** PROVIDED INFORMATION **
►
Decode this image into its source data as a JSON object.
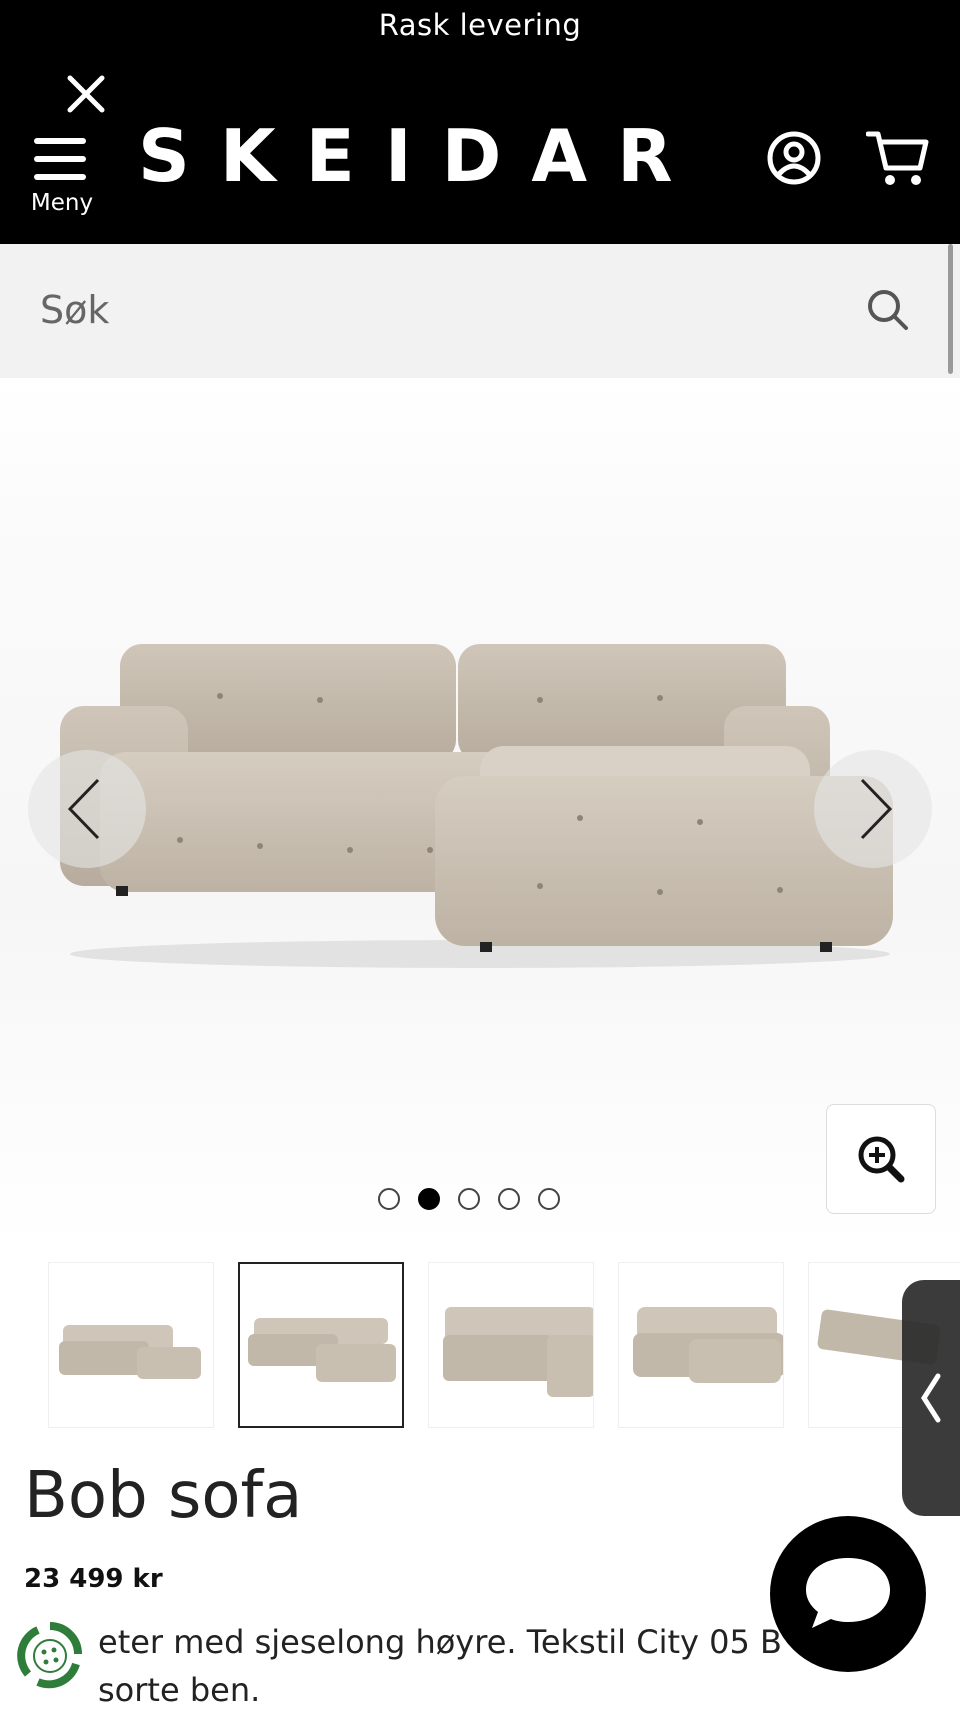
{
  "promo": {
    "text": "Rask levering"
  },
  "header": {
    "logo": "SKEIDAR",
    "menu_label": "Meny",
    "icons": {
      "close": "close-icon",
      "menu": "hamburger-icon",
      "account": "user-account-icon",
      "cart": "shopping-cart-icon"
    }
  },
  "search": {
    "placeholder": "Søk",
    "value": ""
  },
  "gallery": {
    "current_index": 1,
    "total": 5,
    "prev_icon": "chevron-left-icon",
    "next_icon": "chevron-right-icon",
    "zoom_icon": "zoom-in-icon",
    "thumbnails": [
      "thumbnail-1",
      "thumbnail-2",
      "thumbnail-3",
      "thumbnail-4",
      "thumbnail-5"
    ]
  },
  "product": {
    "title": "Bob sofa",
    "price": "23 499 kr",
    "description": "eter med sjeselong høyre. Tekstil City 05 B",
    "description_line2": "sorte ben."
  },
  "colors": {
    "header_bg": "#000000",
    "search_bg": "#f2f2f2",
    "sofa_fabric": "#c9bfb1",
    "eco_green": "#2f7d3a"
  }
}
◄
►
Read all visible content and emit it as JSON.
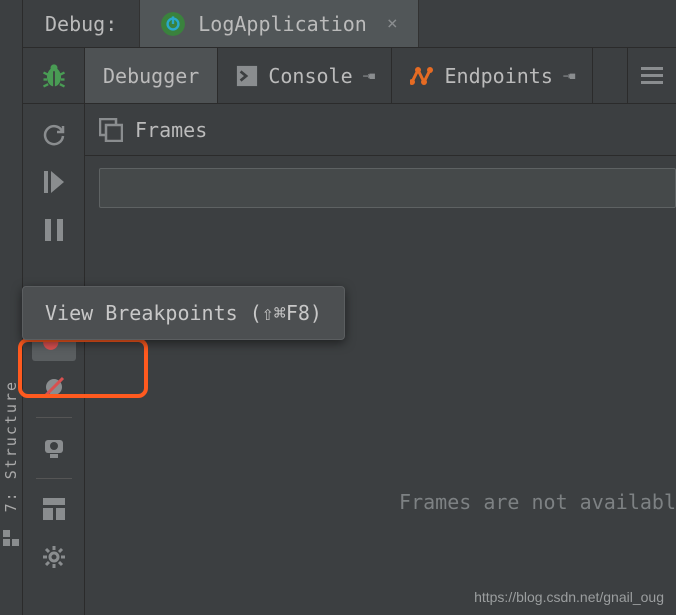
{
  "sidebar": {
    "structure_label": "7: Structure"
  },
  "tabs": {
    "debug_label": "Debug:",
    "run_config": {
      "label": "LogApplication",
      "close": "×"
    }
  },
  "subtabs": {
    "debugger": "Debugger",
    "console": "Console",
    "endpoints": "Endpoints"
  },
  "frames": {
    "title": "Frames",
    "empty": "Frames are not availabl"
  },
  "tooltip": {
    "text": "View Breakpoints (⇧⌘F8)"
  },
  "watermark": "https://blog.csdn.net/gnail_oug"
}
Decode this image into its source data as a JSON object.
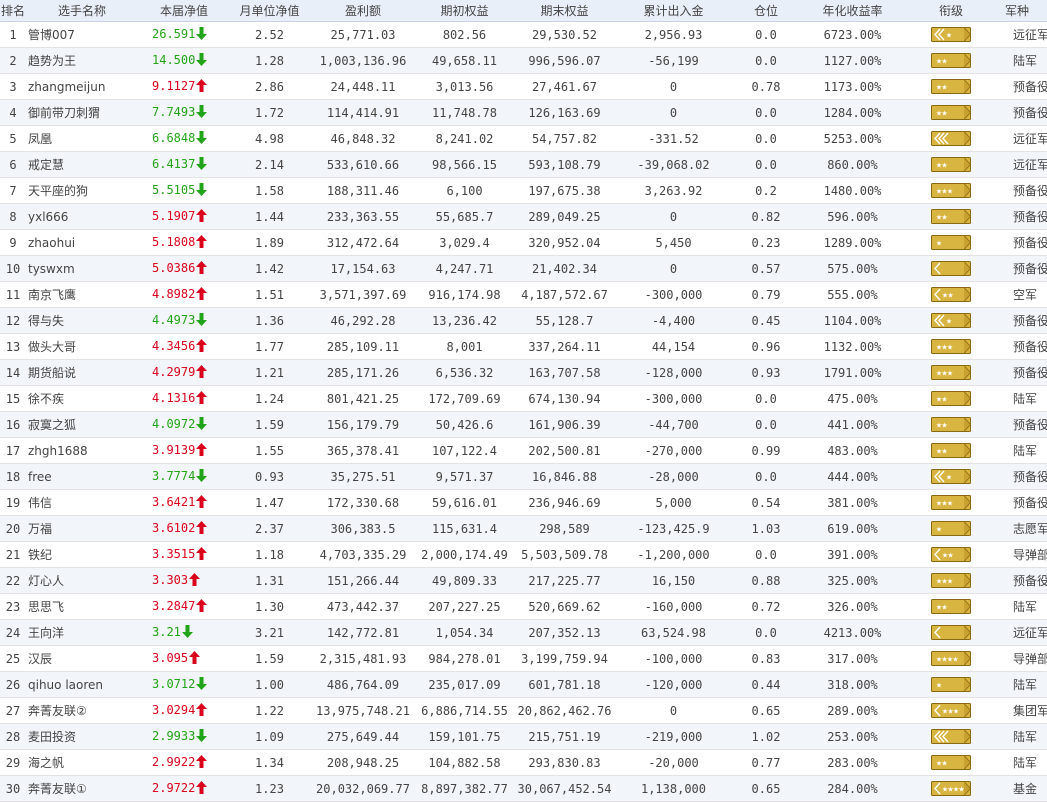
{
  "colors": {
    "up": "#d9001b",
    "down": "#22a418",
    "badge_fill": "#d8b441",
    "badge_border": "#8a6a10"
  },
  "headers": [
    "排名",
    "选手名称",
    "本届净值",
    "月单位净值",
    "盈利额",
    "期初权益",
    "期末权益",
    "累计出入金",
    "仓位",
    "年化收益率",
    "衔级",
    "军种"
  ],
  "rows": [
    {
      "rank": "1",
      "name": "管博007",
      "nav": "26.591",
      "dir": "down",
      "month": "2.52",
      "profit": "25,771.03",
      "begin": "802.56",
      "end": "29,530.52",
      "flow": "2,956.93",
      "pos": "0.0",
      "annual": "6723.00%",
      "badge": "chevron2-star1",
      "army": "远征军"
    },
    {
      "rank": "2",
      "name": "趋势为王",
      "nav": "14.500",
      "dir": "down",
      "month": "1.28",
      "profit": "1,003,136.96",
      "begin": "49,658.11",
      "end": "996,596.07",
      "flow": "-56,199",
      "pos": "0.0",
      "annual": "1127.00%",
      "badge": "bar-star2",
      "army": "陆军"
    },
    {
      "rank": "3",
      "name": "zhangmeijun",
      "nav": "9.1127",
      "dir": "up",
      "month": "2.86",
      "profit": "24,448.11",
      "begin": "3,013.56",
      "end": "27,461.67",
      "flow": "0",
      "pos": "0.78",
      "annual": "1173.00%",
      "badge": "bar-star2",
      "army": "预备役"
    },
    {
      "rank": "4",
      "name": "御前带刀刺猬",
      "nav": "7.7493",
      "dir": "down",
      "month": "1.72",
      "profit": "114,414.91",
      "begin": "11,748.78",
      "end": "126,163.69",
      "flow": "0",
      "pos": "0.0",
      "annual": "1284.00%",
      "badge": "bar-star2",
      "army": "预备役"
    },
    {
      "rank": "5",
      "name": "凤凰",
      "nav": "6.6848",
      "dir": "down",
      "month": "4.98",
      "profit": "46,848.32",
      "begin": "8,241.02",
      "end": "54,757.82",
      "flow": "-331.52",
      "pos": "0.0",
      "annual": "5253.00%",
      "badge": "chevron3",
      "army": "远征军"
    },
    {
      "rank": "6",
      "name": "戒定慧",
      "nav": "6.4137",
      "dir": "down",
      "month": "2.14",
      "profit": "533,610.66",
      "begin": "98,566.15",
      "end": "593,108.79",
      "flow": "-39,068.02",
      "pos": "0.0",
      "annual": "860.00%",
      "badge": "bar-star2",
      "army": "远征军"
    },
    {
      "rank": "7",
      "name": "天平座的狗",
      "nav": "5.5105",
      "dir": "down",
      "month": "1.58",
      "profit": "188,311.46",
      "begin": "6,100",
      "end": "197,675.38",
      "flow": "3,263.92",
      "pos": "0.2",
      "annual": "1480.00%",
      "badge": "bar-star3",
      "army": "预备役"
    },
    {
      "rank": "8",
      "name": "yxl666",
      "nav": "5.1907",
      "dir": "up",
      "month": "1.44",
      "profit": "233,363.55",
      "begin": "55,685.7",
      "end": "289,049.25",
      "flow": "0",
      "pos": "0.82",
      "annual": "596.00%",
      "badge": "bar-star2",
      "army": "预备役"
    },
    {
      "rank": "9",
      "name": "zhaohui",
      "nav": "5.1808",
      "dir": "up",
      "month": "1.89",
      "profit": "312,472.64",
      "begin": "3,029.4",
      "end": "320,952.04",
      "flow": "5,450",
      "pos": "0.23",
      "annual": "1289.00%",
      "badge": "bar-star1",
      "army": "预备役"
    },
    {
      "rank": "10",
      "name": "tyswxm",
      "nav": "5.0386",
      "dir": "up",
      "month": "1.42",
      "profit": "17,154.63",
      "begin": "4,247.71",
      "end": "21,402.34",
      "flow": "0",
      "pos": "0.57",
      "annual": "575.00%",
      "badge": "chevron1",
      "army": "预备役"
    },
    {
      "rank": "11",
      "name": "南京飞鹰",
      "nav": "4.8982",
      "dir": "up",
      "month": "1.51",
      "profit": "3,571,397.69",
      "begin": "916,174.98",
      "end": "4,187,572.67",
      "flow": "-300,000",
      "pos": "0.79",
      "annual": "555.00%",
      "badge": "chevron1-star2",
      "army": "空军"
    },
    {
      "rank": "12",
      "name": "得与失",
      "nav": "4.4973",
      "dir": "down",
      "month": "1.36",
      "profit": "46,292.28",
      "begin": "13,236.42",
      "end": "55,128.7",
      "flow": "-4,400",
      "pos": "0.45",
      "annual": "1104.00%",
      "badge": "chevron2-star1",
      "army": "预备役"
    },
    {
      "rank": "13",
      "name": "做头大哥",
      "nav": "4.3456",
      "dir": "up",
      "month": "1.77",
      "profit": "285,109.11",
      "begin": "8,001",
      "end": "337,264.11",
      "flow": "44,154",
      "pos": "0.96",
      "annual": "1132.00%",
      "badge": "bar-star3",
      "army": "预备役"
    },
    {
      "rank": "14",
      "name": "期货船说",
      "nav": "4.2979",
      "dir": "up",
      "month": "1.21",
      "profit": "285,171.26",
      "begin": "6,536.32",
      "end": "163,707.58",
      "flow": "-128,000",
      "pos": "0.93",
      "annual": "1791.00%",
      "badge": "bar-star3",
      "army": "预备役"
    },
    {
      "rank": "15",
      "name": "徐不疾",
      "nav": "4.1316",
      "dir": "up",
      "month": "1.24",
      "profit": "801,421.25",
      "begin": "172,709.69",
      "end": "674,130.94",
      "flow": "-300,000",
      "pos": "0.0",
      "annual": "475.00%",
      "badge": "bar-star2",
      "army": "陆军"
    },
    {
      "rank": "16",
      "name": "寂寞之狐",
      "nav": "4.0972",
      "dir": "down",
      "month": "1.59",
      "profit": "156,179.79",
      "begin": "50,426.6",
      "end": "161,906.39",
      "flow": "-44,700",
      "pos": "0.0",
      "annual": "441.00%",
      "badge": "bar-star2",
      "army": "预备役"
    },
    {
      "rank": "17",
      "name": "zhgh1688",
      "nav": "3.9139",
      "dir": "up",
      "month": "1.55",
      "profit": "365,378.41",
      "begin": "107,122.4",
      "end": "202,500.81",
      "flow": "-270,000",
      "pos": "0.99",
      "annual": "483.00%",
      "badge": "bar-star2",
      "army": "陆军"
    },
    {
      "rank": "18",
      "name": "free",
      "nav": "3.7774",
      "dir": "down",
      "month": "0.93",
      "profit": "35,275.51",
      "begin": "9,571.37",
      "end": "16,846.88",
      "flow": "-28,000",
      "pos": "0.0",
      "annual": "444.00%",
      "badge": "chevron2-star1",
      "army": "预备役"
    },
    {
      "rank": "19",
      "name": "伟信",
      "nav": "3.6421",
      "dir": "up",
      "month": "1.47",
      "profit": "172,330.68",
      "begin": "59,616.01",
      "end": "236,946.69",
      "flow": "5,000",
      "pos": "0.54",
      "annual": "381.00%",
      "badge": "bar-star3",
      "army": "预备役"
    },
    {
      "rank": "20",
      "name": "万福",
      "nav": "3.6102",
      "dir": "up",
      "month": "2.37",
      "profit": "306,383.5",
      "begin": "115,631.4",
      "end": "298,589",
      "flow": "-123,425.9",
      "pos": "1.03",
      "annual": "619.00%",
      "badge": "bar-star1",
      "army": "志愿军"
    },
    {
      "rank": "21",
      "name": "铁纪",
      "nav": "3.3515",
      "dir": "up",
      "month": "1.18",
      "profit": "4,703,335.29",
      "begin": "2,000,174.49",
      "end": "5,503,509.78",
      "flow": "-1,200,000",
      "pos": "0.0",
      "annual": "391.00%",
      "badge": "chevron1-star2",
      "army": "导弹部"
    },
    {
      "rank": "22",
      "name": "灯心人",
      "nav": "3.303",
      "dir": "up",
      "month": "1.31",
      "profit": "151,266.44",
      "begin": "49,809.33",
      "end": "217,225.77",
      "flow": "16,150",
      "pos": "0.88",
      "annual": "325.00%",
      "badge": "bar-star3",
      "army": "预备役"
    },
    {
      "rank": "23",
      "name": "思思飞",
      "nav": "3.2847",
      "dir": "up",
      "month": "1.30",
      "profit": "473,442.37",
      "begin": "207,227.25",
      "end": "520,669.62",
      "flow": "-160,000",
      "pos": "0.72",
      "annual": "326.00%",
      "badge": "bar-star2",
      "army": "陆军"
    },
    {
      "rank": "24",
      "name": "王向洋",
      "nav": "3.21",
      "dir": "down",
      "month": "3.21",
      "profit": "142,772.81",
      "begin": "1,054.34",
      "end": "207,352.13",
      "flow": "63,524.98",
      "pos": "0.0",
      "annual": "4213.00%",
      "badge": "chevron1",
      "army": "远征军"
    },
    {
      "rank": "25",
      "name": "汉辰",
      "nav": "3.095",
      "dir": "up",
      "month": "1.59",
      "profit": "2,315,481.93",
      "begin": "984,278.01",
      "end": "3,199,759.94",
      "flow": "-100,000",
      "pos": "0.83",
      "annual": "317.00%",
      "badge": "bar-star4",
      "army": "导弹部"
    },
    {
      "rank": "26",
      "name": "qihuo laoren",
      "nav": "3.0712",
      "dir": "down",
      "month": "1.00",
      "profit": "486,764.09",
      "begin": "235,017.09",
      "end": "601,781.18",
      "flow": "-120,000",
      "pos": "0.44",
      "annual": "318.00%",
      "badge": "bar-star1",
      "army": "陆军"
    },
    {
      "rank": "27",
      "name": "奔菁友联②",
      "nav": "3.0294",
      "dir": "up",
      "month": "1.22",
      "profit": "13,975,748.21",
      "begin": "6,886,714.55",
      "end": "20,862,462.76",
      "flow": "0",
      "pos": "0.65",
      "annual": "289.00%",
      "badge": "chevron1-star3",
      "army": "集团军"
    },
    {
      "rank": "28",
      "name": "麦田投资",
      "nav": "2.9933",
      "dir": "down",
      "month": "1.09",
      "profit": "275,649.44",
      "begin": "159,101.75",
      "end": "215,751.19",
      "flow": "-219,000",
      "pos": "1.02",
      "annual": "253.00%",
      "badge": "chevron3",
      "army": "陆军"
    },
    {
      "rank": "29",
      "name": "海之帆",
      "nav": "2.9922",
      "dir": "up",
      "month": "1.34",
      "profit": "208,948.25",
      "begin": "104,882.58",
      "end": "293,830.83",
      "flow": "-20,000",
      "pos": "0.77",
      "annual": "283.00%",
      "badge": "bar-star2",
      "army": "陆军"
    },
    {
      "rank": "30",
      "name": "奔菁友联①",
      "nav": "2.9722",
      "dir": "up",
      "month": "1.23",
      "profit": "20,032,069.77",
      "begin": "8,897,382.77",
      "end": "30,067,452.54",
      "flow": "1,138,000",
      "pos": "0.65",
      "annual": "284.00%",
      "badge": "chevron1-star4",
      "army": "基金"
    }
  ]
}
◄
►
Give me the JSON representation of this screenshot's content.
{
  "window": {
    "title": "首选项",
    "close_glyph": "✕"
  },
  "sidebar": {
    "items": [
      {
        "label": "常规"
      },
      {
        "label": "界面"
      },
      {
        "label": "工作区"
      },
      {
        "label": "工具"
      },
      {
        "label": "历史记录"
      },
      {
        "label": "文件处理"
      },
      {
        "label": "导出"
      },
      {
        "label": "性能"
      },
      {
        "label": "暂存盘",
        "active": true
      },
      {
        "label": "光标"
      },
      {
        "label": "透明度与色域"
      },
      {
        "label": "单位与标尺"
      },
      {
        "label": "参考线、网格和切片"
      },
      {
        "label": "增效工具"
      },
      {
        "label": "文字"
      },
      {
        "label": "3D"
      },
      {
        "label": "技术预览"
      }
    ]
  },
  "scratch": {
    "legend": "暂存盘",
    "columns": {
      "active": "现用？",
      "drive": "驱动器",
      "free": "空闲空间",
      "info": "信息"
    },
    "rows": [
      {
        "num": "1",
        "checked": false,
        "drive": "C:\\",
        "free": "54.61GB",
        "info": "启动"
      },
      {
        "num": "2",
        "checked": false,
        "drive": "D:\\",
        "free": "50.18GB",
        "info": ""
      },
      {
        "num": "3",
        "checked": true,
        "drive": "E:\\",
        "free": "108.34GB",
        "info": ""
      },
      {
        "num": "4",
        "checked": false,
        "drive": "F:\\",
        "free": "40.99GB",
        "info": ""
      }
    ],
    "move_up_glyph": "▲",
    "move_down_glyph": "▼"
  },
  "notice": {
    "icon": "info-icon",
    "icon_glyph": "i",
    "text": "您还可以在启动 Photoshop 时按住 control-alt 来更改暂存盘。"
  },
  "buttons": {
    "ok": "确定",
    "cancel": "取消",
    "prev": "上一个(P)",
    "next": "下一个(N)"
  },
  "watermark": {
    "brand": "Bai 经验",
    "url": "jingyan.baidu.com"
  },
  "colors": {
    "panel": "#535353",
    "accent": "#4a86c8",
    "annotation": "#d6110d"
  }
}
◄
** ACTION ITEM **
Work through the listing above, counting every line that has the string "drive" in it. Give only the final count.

** RESULT OF THE TASK **
5